Celebrating centrist Muslims
Raymond Baker offers some good news amid the gloom of global terrorism, opening up the little-known world of wasatiyya—or centrist—Islam. It is the Islam of the “new” intellectuals of the “Islamic Revival,” including legal scholar Mohammed al-Ghazali (d. 1996); journalist Fahmi Huwaidi; Al Jazeera broadcaster Yusuf al-Qaradawi; and politicians Necmettin Erbakan (d. 2011), Alija Izetbegovic (d. 2003), and Rachid Ghannouchi. Baker sees these leaders as “heralds” of an “Islamic renewal” who hold sway over a majority of Muslims around the world through their thinking and writing on globalization, democracy, social justice, and freedom.
Baker, who teaches international politics at Trinity College in Hartford, Connecticut, and political science at the American University in Cairo, provides a scathing critique of Western—and particularly American—imperialism. Reacting to orientalist attitudes and to the work of his mentor Samuel Huntington, he seizes every opportunity to remind the reader that many of the present crises in the Middle East have arisen as a result of the West’s ill-considered interventions, greed, and ineptitude. This criticism is particularly refreshing coming from an American, albeit one who has spent a large part of his adult life living in Cairo and traveling in Islamic lands.
The title suggests that Baker offers a grand tour of the great diversity of expressions of Islam around the world. Instead, the book is a narrowly focused exploration of one particular stream, which the author terms the “River of Life.” Baker is clearly enamored of the Qur’an, which he quotes freely, and he seems to identify with Islam without declaring allegiance to it. He sees the wasatiyya as representing “Islam itself,” as though he has the authority to pronounce it the correct interpretation. On the other streams within Islam he has little to say. In a few sentences he writes off “inherited Islamic institutions like Al-Azhar,” the leading Sunni university in the world, as “docile official Islam.” He labels interpretations of Islam that espouse violence “criminal versions of Islam” and deems them unworthy of further discussion or explanation. He does not discuss progressive Muslims such as Abdullahi an-Na‘im, who advocates a form of secular state, or feminists such as Fatema Mernissi.
Geographically Baker’s gaze is fixed on what he calls the “Islamic strategic triangle”: the “three great demographic and cultural reservoirs” of Egypt, Turkey, and Iran. In his recounting, all great Islamic thought has hailed from these three countries. Apart from an occasional mention, the great majority of the world’s 1.6 billion Muslims disappear into obscurity; Asian and African Muslims are completely unrepresented. Even “retrograde Wahhabi Islam” receives scant mention, despite its colossal influence. Baker mentions the Salafis even less.
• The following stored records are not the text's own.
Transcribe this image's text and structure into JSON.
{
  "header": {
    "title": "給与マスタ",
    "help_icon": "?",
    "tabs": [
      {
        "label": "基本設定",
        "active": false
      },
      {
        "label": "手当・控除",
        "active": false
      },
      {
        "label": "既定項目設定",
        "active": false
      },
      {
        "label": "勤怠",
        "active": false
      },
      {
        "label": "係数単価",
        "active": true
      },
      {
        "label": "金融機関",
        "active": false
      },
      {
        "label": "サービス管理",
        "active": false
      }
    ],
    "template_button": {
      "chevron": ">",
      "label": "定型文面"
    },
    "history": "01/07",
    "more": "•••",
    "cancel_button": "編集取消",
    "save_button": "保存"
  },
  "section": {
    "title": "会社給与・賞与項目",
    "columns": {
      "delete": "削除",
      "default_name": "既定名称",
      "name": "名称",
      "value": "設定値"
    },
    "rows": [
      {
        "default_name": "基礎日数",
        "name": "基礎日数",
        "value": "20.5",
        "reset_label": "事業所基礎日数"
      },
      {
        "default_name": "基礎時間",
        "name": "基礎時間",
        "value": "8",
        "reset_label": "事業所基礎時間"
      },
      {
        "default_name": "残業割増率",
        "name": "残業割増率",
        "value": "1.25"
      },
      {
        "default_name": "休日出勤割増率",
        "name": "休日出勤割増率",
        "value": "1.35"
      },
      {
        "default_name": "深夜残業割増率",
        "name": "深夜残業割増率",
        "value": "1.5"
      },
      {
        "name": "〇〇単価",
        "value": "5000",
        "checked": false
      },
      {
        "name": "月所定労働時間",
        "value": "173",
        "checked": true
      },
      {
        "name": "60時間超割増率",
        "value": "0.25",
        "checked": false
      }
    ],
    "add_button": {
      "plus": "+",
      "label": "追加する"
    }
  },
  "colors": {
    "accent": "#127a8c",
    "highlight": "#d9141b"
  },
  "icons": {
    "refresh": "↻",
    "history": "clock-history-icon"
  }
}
Doubtless such movements do not fit with Baker’s romanticized view of Islam and Shari‘a as “open, inclusive, and responsive to the world.” Yet they cannot and should not be ignored. They are legitimate examples of the “many Muslim worlds” announced in the book’s title.
Controversially, Baker suggests that Muslims do not need to follow the example of Muhammad literally. He insists that Islam promotes equality, justice, and freedom, but some of the paragons whom he quotes have not been so convinced. The issue of apostasy has become a touchstone for many for assessing the claims of Islam. Both al-Ghazali and al-Qaradawi hold traditional conservative views on the treatment of apostates. In one court case, al-Ghazali, a professor of Islamic law, famously supported the death penalty and private assassination for apostates. Although al-Qaradawi tolerates minor—that is, private—apostasy, he insists on the death penalty for major apostasy—apostasy that has been made public. Not all Muslims agree with al-Ghazali and al-Qaradawi, but it will be difficult for many non-Muslims to understand how the wasatiyya can claim to promote justice and freedom while such views persist.
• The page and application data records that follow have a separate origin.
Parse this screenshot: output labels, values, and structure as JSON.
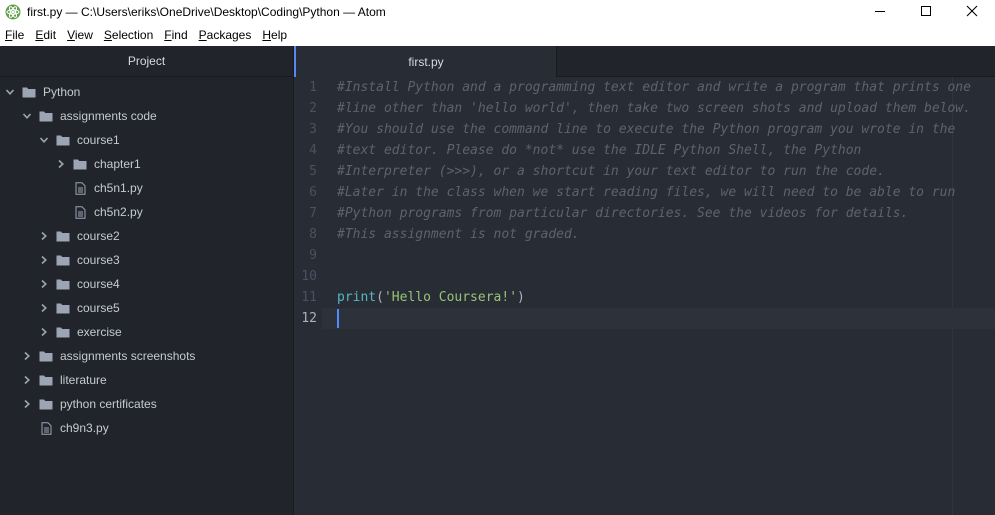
{
  "window": {
    "title": "first.py — C:\\Users\\eriks\\OneDrive\\Desktop\\Coding\\Python — Atom",
    "app_icon": "atom-icon",
    "controls": [
      "minimize-icon",
      "maximize-icon",
      "close-icon"
    ]
  },
  "menu": {
    "items": [
      {
        "key": "F",
        "rest": "ile"
      },
      {
        "key": "E",
        "rest": "dit"
      },
      {
        "key": "V",
        "rest": "iew"
      },
      {
        "key": "S",
        "rest": "election"
      },
      {
        "key": "F",
        "rest": "ind"
      },
      {
        "key": "P",
        "rest": "ackages"
      },
      {
        "key": "H",
        "rest": "elp"
      }
    ]
  },
  "tree": {
    "header": "Project",
    "rows": [
      {
        "label": "Python",
        "type": "folder",
        "expanded": true,
        "depth": 0
      },
      {
        "label": "assignments code",
        "type": "folder",
        "expanded": true,
        "depth": 1
      },
      {
        "label": "course1",
        "type": "folder",
        "expanded": true,
        "depth": 2
      },
      {
        "label": "chapter1",
        "type": "folder",
        "expanded": false,
        "depth": 3
      },
      {
        "label": "ch5n1.py",
        "type": "file",
        "depth": 3
      },
      {
        "label": "ch5n2.py",
        "type": "file",
        "depth": 3
      },
      {
        "label": "course2",
        "type": "folder",
        "expanded": false,
        "depth": 2
      },
      {
        "label": "course3",
        "type": "folder",
        "expanded": false,
        "depth": 2
      },
      {
        "label": "course4",
        "type": "folder",
        "expanded": false,
        "depth": 2
      },
      {
        "label": "course5",
        "type": "folder",
        "expanded": false,
        "depth": 2
      },
      {
        "label": "exercise",
        "type": "folder",
        "expanded": false,
        "depth": 2
      },
      {
        "label": "assignments screenshots",
        "type": "folder",
        "expanded": false,
        "depth": 1
      },
      {
        "label": "literature",
        "type": "folder",
        "expanded": false,
        "depth": 1
      },
      {
        "label": "python certificates",
        "type": "folder",
        "expanded": false,
        "depth": 1
      },
      {
        "label": "ch9n3.py",
        "type": "file",
        "depth": 1
      }
    ]
  },
  "tabs": [
    {
      "label": "first.py",
      "active": true
    }
  ],
  "editor": {
    "active_line": 12,
    "lines": [
      {
        "num": "1",
        "segments": [
          {
            "t": "#Install Python and a programming text editor and write a program that prints one",
            "c": "comment"
          }
        ]
      },
      {
        "num": "2",
        "segments": [
          {
            "t": "#line other than 'hello world', then take two screen shots and upload them below.",
            "c": "comment"
          }
        ]
      },
      {
        "num": "3",
        "segments": [
          {
            "t": "#You should use the command line to execute the Python program you wrote in the",
            "c": "comment"
          }
        ]
      },
      {
        "num": "4",
        "segments": [
          {
            "t": "#text editor. Please do *not* use the IDLE Python Shell, the Python",
            "c": "comment"
          }
        ]
      },
      {
        "num": "5",
        "segments": [
          {
            "t": "#Interpreter (>>>), or a shortcut in your text editor to run the code.",
            "c": "comment"
          }
        ]
      },
      {
        "num": "6",
        "segments": [
          {
            "t": "#Later in the class when we start reading files, we will need to be able to run",
            "c": "comment"
          }
        ]
      },
      {
        "num": "7",
        "segments": [
          {
            "t": "#Python programs from particular directories. See the videos for details.",
            "c": "comment"
          }
        ]
      },
      {
        "num": "8",
        "segments": [
          {
            "t": "#This assignment is not graded.",
            "c": "comment"
          }
        ]
      },
      {
        "num": "9",
        "segments": []
      },
      {
        "num": "10",
        "segments": []
      },
      {
        "num": "11",
        "segments": [
          {
            "t": "print",
            "c": "fn"
          },
          {
            "t": "(",
            "c": "punc"
          },
          {
            "t": "'Hello Coursera!'",
            "c": "str"
          },
          {
            "t": ")",
            "c": "punc"
          }
        ]
      },
      {
        "num": "12",
        "segments": []
      }
    ]
  },
  "colors": {
    "accent": "#568af2",
    "folder": "#9da5b4"
  }
}
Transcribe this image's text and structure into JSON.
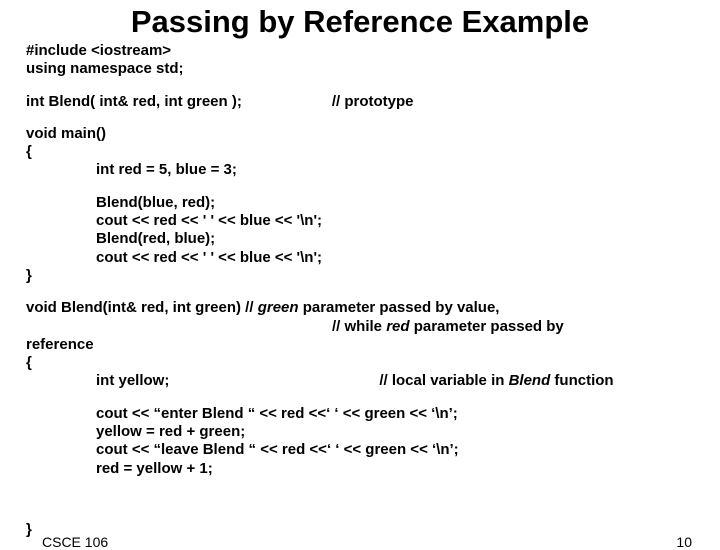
{
  "title": "Passing by Reference Example",
  "code": {
    "l1": "#include <iostream>",
    "l2": "using namespace std;",
    "l3a": "int Blend( int& red, int green );",
    "l3b": "// prototype",
    "l4": "void main()",
    "l5": "{",
    "l6": "int red = 5, blue = 3;",
    "l7": "Blend(blue, red);",
    "l8": "cout << red << ' ' << blue << '\\n';",
    "l9": "Blend(red, blue);",
    "l10": "cout << red << ' ' << blue << '\\n';",
    "l11": "}",
    "l12a": "void Blend(int& red, int green) // ",
    "l12b": "green",
    "l12c": " parameter passed by value,",
    "l13a": "// while ",
    "l13b": "red",
    "l13c": " parameter passed by ",
    "l14": "reference",
    "l15": "{",
    "l16a": "int yellow;",
    "l16b": "// local variable in ",
    "l16c": "Blend",
    "l16d": " function",
    "l17": "cout << “enter Blend “ << red <<‘ ‘ << green << ‘\\n’;",
    "l18": "yellow = red + green;",
    "l19": "cout << “leave Blend “ << red <<‘ ‘ << green << ‘\\n’;",
    "l20": "red = yellow + 1;",
    "l21": "}"
  },
  "footer": {
    "course": "CSCE 106",
    "page": "10"
  }
}
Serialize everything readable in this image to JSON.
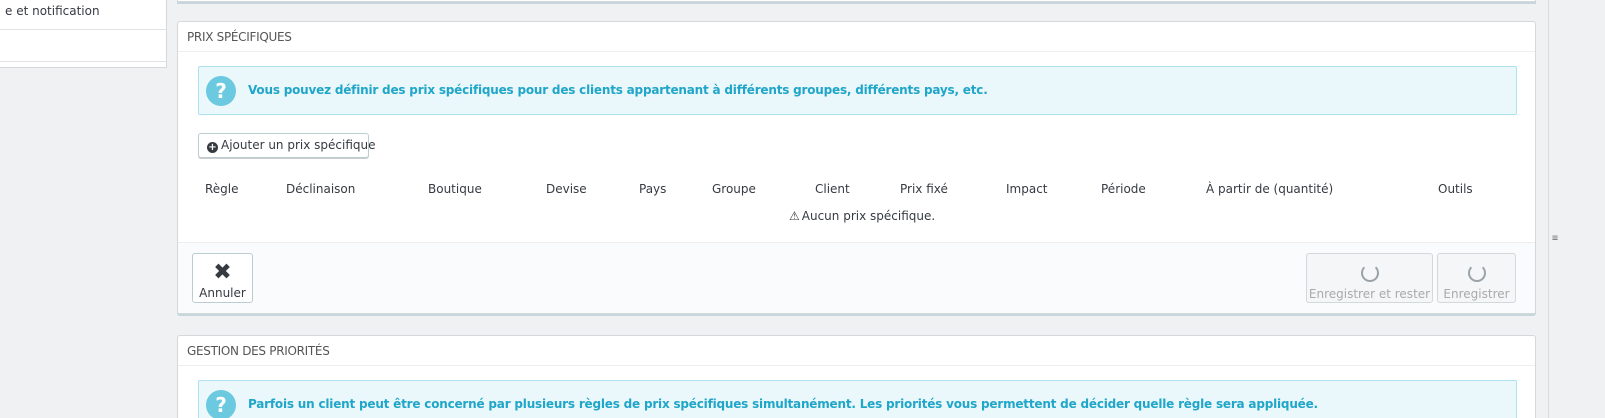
{
  "sidebar": {
    "items": [
      {
        "label": "e et notification"
      },
      {
        "label": ""
      }
    ]
  },
  "specific_prices": {
    "title": "PRIX SPÉCIFIQUES",
    "info": "Vous pouvez définir des prix spécifiques pour des clients appartenant à différents groupes, différents pays, etc.",
    "add_button": "Ajouter un prix spécifique",
    "columns": [
      "Règle",
      "Déclinaison",
      "Boutique",
      "Devise",
      "Pays",
      "Groupe",
      "Client",
      "Prix fixé",
      "Impact",
      "Période",
      "À partir de (quantité)",
      "Outils"
    ],
    "empty_text": "Aucun prix spécifique.",
    "cancel_label": "Annuler",
    "save_stay_label": "Enregistrer et rester",
    "save_label": "Enregistrer"
  },
  "priorities": {
    "title": "GESTION DES PRIORITÉS",
    "info": "Parfois un client peut être concerné par plusieurs règles de prix spécifiques simultanément. Les priorités vous permettent de décider quelle règle sera appliquée."
  },
  "icons": {
    "info": "question-icon",
    "add": "plus-circle-icon",
    "warning": "warning-icon",
    "cancel": "close-icon",
    "loading": "spinner-icon"
  },
  "colors": {
    "info_text": "#1fa6c8",
    "info_bg": "#eaf7fb",
    "info_icon": "#6bc9e0"
  }
}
Many Christians will be disappointed by Baker’s representation of the Christian faith. He seems to compare suicide bombers with early Christian martyrs. The only explicit quotes from Christians are ill-judged, derogatory remarks about Islam made by the likes of Jerry Vines, Franklin Graham, and Jerry Falwell. Baker makes no reference to Christians who have sought to understand Islam fairly, and he misses the points at which Christian thought might shed light.
Baker’s final conclusion is the most telling. Baker comments that “Jesus, the Savior of Christianity, returned to his Father in heaven. The Holy Qur’an remained on earth to provide guidance for humanity’s spiritual and worldly struggles.” Christianity, therefore, has nothing to say to the world today. Baker does not mention the Bible, the Holy Spirit, the reign of God, or the church. For him “the Message”—presumably as interpreted by the wasatiyya—“came from God.” Islam alone “inspires humanity” today.
One Islam, Many Muslim Worlds corrects an imbalance by highlighting centrist Islam and reminds the West of its own history of violent imperialism, much of it perpetrated in the name of religion. But Baker fails to appraise adequately and critically Islam’s texts and history in the light of the great diversity of Muslim worlds. The book thus falls short of the potential and promise of its title.